- You can use the Ctrl key and the + (plus) key to increase the size of the text, and the Ctrl and the - (minus) key to decrease the size.
- We have tried to make links within text easily identifiable.
- For screen reader software, we have avoided words for links such as ‘click here’ or ‘more’. Instead, the text of the link describes the destination.
- There is no ‘autoplaying’ of video or audio.
- We try to use alternative text to describe images when the images provide extra information or context to text on the web page. Not all such images currently have alternative text, and we are going through the site rectifying this issue. We do not use alternative text for images that are design features on the website and do not impart information that can be taken from the text.
Video and Audio
- We don’t rely on sound or videos to present information. Where we use videos on the site the video will be subtitled. We cannot guarantee all external videos we link to will have a transcript or subtitles, but will ensure all Birmingham Museum Trust ones do. Visit our Youtube channel to access all videos.
- We provide transcripts to audio recordings produced by Birmingham Museums Trust. Where audio has been produced by an external company, and this work has not been commissioned by Birmingham Museums Trust but is felt to be valuable to our work, we may put it on the website without a transcription. The intention in any such case is to create a transcription ourselves as soon as we have the opportunity to do so. Visit our Soundcloud channel to access oral history sound clips and other audio tracks.
- Your browser will support simple keyboard access on this website. For instance, you can use the Tab key to cycle between selectable things, and the Enter key to select them.
- We have tried to make our website compatible with all browsers. However, if you are using an older browser, the website may not format correctly in which case it will not be as easy or enjoyable to use. In this case for this website and other websites your experience will be improved by downloading a newer version of a browser.
Social Media Accessibility
- We do not use images, video or audio on twitter or Facebook without providing information and context in the tweet or post. We never use images, video or audio as the sole source of information in a tweet or post.
- If you are have problems viewing our tweets on the Twitter website, you may wish to try easychirp.com. This is a web accessible alternative to the twitter.com website.

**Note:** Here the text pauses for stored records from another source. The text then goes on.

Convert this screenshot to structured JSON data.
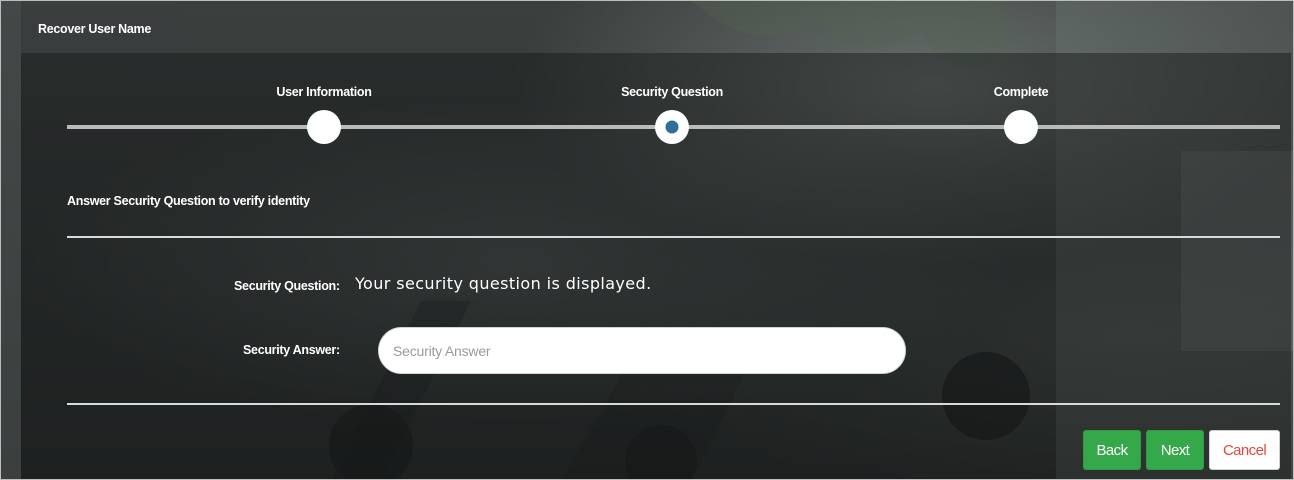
{
  "tab": {
    "title": "Recover User Name"
  },
  "steps": [
    {
      "label": "User Information",
      "state": "inactive"
    },
    {
      "label": "Security Question",
      "state": "active"
    },
    {
      "label": "Complete",
      "state": "inactive"
    }
  ],
  "instruction": "Answer Security Question to verify identity",
  "security_question": {
    "label": "Security Question:",
    "text": "Your security question is displayed."
  },
  "security_answer": {
    "label": "Security Answer:",
    "value": "",
    "placeholder": "Security Answer"
  },
  "buttons": {
    "back": "Back",
    "next": "Next",
    "cancel": "Cancel"
  },
  "colors": {
    "accent_green": "#35a84a",
    "cancel_red": "#e0473f",
    "active_step_dot": "#2f6e9c"
  }
}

- Facebook's main site has various accessibility options to improve the usability of the site for different users, and the the mobile version of Facebook may work better with assistive technology for some.